Numerical Investigation of Wiper Drawback

Dassault Systemes-Jonathan Jilesen
Exa Corporation-Tom Linden
  • Technical Paper
  • 2019-01-0640
To be published on 2019-04-02 by SAE International in United States
Windscreen wipers are an integral component of the windscreen cleaning systems of most vehicles, trains, cars, trucks, boats and some planes. Wipers are used to clear rain, snow, and dirt from the windscreen pushing the water from the wiped surface. Under certain conditions however, water which has been pushed from the windscreen by the wiper can be pulled back on the windscreen by aerodynamic forces introduced by the wiper motion, wiper pull back. This is an undesirable phenomenon as the water which is pulled back on to the windscreen can reduce driver visibility and makes the wiper less effective. The phenomena of wiper pull back can be tested for in climatic tunnels using sprayer systems to wet the windscreen. However, these tests require a prototype vehicle, which means that the tests are done fairly late in the development of the vehicle. Furthermore, these results do not provide significant insight into the mechanisms driving the wiper pull back. In order to better understand wiper pull back a numerical simulation of a configuration known to exhibit wiper… - Occupant Crash Simulation Analysis Made Easy

Hork Enterprises-Henk B. Helleman
  • Technical Paper
  • 2019-01-1036
To be published on 2019-04-02 by SAE International in United States
Over 30 years of occupant crash safety simulations have seen ever more sophisticated tools and models to keep pace with ever more demanding and expanding requirements. These sophisticated tools, however, require highly trained and experienced analysis specialists to operate. This keeps them out of reach of occasional users such a program managers, restraints buyers, and design engineers. Yet, the people involved in the early stages of vehicle development can have a great impact on vehicle safety performance and the costs of achieving the targets.

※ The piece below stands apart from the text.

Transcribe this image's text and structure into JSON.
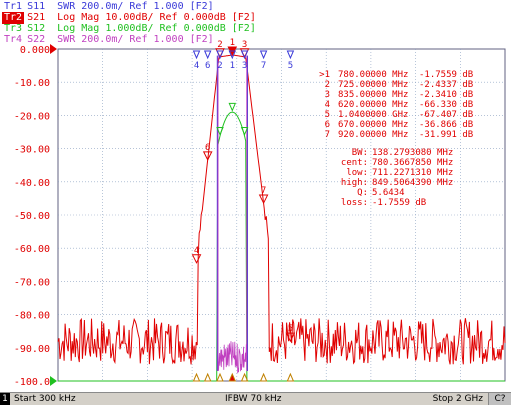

By combining prebuild models and a fully capable finite element solver with an easy to use web interface, we aim to make the simulation technology available to anybody with a web browser. The application is richly featured. Alike to sled testing, there is a choice of multiple vehicle geometries, from sub-compacts to large trucks. They come with crash pulses that are typical for their class that may be scaled up or down to make them more or less severe. If that does not suit the purpose, a custom crash pulse…

SEMS for individual trip reports and long-time measurement

Horiba Europe GmbH-Frank Heepen, Weilin Yu PhD
  • Technical Paper
  • 2019-01-0752
To be published on 2019-04-02 by SAE International in United States
Abstract for WCX SAE World Congress Experience April 9-11, 2019 SEMS for individual trip reports and long-time measurement During the last decade the gap between real-world driving emissions and test-bench tests became obvious. To overcome this gap, all modern passenger cars and trucks in Europe must undergo an on-road driving emission test with portable emissions measurement systems (PEMS). The currently used PEMS however, have some constraints, due to the large volume and operation effort. PEMS are meant for monitoring the emissions of a vehicle for a limited time. To cover real-world driving conditions, a longer, more diverse measurement is desirable. To derive robust and reliable emission factors a simple and easy-to-use emission monitoring solution, the Smart Emission Measurement System (SEMS) was developed. Since 2012, this automotive sensor-based system and toolbox has been continuously developed and validated, through numerous measurements of emissions from light duty vehicles (LDV), heavy duty vehicles (HDV) and non-road mobile machinery (NRMM). HORIBA and TNO are collaborating on the industrialization and large-scale deployment of SEMS, enabling new possibilities for measuring real-world driving…